Tudor would be enraged to learn of this showering of credit on someone who, he believed, had basically just gone along for the trip. He wrote an ill-spirited letter to the Governor General for publication in Calcutta outlining how it was actually he who deserved credit for Calcutta’s brimming ice coffers.
The ice house of the International Ice Company in Chennai is now Viveknanda Ashram.
The first unloading earned the Tudor Ice Company a profit of $3,000. Business boomed over the next 20 years and profits ran into an estimated $220,000. The trade spread to Bombay and Madras. In the coming years, ice was no longer viewed as a luxury in India. In 1850, when Bombay was faced with an acute ice shortage, prominent newspapers The Telegraph and The Courier suggested an agitation to protest the “incompetence” of the authorities.
Ice imports began waning with the advent of refrigeration in the 1870s. When the International Ice Company established itself in Madras in 1874 and began manufacturing it by the steam process, ice-imports were finally frost-bitten. Dockside ice houses were shut down. The one in Madras was converted into an ashram by Swami Vivekananda and a shelter for young widows.

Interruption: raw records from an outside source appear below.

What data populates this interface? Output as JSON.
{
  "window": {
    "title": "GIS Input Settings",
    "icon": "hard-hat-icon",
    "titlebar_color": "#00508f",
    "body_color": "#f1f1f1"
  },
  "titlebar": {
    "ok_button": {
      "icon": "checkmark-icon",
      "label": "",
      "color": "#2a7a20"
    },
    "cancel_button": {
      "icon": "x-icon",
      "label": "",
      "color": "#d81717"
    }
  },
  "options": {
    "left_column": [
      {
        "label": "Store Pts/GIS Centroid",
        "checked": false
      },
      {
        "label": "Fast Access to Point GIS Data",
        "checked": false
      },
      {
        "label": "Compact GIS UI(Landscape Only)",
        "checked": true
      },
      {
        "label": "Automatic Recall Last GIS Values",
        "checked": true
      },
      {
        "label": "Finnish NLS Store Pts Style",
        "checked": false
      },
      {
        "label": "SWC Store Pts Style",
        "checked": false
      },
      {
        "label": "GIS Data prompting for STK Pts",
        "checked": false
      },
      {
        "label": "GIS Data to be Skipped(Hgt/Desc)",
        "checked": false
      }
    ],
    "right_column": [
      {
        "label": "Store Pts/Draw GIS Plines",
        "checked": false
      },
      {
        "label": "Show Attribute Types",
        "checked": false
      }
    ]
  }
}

By then, Frederic Tudor had become a rich man again, and this time round, he did not waste it all away. Which is tragic in a way, for who knows what spectacular get-rich-quick scheme he might have come up with next?